  • Favorite X-Helper: That scumbag Gambt is my de facto choice for adventuring (I have a sucker for staffs, I’ve covered this), but you also get your choice of helper X-Men. Storm wins handily here, SPIN!as her ability to summon all the fury of nature is (by the Goddess) pretty damn useful. Though pity bonus points do go to Rogue for missing her chance to be on the cover.
  • Screw Attack: Cyclops and Gambit inexplicably have a tumbling, ball jump. This is not one of their superpowers.
  • Did you know? Beast and Psylocke appear in the ending graphic, and both X-Heroes would appear in the sequel, X-Men 2: The Clone Wars. Were they originally intended to be in this game, too? That would make sense. And make this roster less of a sausage party…
  • Would I play again: The nostalgia is strong with this one, but I think I’ll give up after my first death (which might happen immediately). I fondly remember this game, but I’ve also practically memorized the early levels, so it’s a tossup.

What’s next? Random ROB has chosen… Alex Kidd the Lost Stars for the Sega Master System! Let’s meet the Miracle Wall! Please look forward to it!

You win

2 Responses »

  1. It’s kinda weird to see Psylocke, Archangel, and Iceman featured in an X-Men game that’s so stylized after the 90s cartoon, ‘cuz they had such a small role in the cartoon itself. Think each of ’em were in like one, maybe two episodes tops sometime late in the show’s run.

    Do remember Nightcrawler’s role, though. I know he wasn’t on the cartoon adaptation’s main team (like the others previously mentioned), but you don’t forget a guy with heavy ties to religion in a cartoon show so easily.

    Anyway, I never played the game but it’s really, really weird to get all 4th wall-breaky with what would otherwise just be a bog standard licensed action platformer. This is an X-Men game, not a Metal Gear or DS Zelda.

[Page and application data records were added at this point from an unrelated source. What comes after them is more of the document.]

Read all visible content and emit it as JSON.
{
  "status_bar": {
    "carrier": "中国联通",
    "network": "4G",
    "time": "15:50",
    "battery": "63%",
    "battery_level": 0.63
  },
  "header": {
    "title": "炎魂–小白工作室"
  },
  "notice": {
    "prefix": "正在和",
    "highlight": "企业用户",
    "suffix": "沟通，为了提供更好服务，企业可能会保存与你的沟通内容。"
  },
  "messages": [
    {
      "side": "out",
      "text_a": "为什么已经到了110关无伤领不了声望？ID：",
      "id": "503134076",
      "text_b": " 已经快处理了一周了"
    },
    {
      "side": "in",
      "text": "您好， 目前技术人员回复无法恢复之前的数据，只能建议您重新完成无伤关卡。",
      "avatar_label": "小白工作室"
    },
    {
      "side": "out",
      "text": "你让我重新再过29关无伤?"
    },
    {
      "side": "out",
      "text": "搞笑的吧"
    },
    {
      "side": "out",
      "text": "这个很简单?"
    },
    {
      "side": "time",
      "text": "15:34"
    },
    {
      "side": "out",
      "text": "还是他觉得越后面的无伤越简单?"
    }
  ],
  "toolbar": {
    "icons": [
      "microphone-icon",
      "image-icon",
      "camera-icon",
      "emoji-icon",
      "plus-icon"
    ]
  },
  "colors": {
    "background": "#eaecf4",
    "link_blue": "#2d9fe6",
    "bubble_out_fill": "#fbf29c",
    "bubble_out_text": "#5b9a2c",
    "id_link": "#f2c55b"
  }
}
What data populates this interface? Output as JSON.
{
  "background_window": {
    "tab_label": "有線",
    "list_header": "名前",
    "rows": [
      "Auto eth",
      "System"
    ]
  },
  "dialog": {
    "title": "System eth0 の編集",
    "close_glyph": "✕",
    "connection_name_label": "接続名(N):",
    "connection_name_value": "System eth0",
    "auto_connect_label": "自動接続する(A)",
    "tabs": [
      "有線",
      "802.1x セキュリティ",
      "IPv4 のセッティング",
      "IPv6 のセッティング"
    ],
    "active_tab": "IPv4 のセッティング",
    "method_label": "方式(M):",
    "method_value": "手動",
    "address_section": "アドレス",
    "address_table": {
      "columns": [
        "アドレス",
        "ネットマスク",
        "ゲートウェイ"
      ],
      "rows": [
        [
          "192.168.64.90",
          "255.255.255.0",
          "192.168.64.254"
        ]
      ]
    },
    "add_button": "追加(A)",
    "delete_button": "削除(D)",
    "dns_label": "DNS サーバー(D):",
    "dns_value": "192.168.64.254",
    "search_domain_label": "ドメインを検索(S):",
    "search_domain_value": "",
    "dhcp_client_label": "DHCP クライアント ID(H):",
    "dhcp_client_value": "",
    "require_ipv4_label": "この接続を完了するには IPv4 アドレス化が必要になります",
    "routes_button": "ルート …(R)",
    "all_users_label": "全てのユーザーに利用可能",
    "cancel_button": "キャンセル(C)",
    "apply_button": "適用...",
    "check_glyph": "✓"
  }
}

  2. Pingback: FGC #226 Super Monkey Ball | Gogglebob.com

Leave a Reply

Your email address will not be published. Required fields are marked *